Until last August, life for most Afghan girls and women was stable and safe, as it had been for the better part of two decades. On a given morning, a female judge reviewed her docket for the day, reading carefully the cases to come. A member of parliament met with her staff, their colorful silk scarves layered over sleek suits. A mother headed out to the market for flour, her hair shimmering in the sunlight as her daughter skipped ahead of her toward school.
It all came to a grinding halt.
When the Taliban overran Kabul and the United States withdrew from Afghanistan, the gains Afghans enjoyed for two decades devolved. In the year since, hard-fought opportunities for women, girls, and minority groups have dramatically shrunk.
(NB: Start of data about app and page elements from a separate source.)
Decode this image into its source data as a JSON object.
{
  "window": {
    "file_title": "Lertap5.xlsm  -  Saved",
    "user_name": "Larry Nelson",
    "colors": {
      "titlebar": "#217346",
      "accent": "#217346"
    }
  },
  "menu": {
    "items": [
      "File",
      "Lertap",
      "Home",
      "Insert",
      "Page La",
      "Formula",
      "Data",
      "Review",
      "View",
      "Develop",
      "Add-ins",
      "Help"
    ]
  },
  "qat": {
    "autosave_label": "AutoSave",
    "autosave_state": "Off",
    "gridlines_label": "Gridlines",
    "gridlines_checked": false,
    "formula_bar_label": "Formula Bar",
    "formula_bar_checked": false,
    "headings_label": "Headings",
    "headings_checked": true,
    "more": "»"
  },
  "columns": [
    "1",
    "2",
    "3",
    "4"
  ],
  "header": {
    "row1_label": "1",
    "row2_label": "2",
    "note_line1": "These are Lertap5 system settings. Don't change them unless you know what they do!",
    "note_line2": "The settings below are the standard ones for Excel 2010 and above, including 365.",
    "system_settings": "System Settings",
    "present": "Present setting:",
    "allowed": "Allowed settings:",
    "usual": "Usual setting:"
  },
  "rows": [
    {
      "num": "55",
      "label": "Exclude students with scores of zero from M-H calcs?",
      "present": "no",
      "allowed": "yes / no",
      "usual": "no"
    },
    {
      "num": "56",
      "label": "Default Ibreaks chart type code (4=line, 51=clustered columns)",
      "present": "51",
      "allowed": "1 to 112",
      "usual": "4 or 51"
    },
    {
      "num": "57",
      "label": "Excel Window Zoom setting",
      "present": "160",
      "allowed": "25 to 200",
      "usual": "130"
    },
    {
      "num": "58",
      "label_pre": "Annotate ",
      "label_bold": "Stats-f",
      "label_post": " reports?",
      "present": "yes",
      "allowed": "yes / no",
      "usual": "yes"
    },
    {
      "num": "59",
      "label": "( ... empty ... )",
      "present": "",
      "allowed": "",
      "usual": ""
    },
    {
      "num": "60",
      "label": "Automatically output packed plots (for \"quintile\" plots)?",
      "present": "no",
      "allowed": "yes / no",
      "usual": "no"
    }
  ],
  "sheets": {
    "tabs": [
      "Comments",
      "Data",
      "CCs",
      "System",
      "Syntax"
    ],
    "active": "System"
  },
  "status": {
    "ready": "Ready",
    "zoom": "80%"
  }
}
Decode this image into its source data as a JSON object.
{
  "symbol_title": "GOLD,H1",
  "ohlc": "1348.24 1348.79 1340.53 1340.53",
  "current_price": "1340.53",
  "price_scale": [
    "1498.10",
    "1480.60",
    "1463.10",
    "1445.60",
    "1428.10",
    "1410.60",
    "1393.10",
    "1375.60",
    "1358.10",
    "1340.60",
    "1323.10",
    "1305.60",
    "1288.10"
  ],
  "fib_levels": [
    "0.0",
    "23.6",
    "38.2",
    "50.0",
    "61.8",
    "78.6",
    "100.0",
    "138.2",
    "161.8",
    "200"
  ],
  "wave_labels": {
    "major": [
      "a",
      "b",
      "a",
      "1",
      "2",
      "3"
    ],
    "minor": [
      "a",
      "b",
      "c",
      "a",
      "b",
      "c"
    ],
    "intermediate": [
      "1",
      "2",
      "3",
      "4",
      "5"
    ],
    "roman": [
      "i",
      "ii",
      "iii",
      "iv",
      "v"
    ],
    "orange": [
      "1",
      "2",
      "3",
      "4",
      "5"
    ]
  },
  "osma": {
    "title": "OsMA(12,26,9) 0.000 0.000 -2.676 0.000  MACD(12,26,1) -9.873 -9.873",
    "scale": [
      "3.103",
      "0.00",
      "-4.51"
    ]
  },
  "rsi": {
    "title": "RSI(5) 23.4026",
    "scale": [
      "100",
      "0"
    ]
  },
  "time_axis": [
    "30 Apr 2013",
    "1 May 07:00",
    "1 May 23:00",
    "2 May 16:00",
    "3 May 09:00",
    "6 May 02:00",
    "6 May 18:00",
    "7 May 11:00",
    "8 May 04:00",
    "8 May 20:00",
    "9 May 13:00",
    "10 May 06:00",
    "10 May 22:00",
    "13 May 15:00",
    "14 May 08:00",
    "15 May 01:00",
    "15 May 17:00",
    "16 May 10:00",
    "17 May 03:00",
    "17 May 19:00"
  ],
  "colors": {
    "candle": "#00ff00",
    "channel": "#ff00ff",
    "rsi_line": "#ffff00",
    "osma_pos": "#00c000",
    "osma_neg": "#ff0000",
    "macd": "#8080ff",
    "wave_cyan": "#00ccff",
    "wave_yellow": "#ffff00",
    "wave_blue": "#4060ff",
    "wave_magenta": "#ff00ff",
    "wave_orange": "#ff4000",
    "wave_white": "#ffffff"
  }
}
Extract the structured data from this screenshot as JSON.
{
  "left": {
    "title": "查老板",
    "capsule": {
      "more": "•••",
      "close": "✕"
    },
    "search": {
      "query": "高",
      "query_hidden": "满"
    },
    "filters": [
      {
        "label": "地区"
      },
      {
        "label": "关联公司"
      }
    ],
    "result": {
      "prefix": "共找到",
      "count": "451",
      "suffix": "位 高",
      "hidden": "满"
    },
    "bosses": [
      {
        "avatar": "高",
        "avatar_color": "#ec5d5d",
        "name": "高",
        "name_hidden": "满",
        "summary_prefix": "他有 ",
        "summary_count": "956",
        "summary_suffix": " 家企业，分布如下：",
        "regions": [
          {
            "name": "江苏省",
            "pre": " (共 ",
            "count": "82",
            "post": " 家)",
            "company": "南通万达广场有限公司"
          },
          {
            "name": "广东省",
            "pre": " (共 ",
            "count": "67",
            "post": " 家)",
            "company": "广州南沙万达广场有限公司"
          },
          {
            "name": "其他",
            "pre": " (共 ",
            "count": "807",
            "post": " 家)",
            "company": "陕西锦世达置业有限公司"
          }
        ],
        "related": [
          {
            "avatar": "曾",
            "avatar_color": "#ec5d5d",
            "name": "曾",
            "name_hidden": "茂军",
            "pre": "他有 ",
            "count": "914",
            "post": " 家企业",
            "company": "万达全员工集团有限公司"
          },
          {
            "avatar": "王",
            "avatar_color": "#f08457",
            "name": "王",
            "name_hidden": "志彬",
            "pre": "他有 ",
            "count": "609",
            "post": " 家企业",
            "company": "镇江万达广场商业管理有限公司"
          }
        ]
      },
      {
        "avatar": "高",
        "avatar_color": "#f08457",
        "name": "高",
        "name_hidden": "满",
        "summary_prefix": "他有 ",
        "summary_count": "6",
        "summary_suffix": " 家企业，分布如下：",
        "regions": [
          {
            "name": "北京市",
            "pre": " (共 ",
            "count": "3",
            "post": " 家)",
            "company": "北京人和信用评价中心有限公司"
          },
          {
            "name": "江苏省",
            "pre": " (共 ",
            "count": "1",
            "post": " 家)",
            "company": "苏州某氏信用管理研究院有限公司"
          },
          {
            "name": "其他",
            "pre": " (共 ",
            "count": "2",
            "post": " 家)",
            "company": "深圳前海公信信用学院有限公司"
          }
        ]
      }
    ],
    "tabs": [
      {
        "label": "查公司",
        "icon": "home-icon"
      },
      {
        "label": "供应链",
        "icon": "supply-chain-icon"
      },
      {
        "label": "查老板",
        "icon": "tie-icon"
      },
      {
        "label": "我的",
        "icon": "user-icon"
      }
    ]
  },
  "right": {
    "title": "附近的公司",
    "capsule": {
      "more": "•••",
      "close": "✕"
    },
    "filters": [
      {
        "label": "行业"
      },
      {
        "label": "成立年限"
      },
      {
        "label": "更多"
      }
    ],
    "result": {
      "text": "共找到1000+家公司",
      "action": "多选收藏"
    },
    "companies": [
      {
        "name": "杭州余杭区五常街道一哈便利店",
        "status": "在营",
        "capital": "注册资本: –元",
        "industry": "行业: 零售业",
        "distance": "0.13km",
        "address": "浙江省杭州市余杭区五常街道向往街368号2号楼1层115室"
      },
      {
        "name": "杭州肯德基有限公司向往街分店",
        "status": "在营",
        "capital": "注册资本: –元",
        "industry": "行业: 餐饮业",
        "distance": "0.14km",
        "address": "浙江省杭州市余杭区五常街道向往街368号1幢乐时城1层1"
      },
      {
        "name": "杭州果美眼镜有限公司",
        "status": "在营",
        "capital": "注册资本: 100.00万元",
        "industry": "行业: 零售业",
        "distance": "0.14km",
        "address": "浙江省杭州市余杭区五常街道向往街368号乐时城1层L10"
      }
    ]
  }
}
Last October, teenage girls watched their brothers collect their pencils and bookbags and head off to school. The Taliban promised it would be the girls’ turn in March. That didn’t happen. Meanwhile, behind the walls in which females were confined, child marriage and domestic violence were on the rise.
A shop owner who sold party clothes left the country after struggling, she said, to find customers. Bedazzled attire is a thing of the past. On the streets of Kabul, hair salons disappeared overnight. The Taliban ordered women to cover their faces and stay home.
In the evacuation witnessed by the world, thousands of women leaders fled for their lives. Others were able to stay.
On top of everything else — including a disastrous earthquake and widespread hunger — women in Afghanistan have labored fiercely. They have found ways to keep vital services running. Shockingly, they have also refused to be silenced. In January, when the Taliban dismissed all women public servants, women protested in the streets. Two months later, when girls were denied their return to secondary school, women returned to the streets. Defying threats of violence, they persisted. What they are doing is heroic.
A formidable iconic face of this work is Mahbouba Seraj, who resolutely chose to stay in Afghanistan. She’s the board chair of the 3,000-member Afghan Women’s Network and has founded 27 shelters for battered women. Only one remains open; without Seraj, it too would have closed. “I’m not a very brave person,” she told CNN’s Fareed Zakaria a year ago. But by doing what she believes is simply her duty, she keeps hope alive and inspires the next generation of Afghan activists.
Around the world, even as the global gaze has shifted, so has international support. Meanwhile, in the newly expanded diaspora, exiles have been caring for their families while forming new and larger networks. Now scattered to the wind, they connect in cyberspace. WhatsApp has replaced conference tables in coffee shops in Kabul and Kandahar. They share draft documents and craft united messages on myriad policy issues, then send recommendations to officials in the United States, the United Nations, the European Union, and elsewhere.
They also share burdens and triumphs: “Two students got out! They’re in the U.S. and were accepted to university. Where can they look for funding? How can we help them pay for school?” The response is a mix of exaltation and down-to-earth troubleshooting.
One of the disgraces of the recent past has been the exclusion of Afghan women from peace talks and other policy tables. But at last there are new signs of international engagement.
For example, the United States announced an initiative to transfer women’s wisdom from chatrooms into “the room where it happens.” They’ll be advising policymakers on matters from education to humanitarian aid to Afghanistan’s crippled economy.
For years, these women have transformed hardship into expertise. Like their counterparts in conflict zones worldwide, they are essential untapped resources to create inclusive security. A stable Afghanistan is vital to the region and — as we know from history — to our own security. Their leadership isn’t just in their interest. It’s in ours as well.
Swanee Hunt is the founder of the Women and Public Policy Program at Harvard University. Through her Institute for Inclusive Security, she has worked with scores of delegations of Afghan women leaders since 1998 during the first Taliban reign. Mary Akrami is the executive director of the Afghan Women’s Network.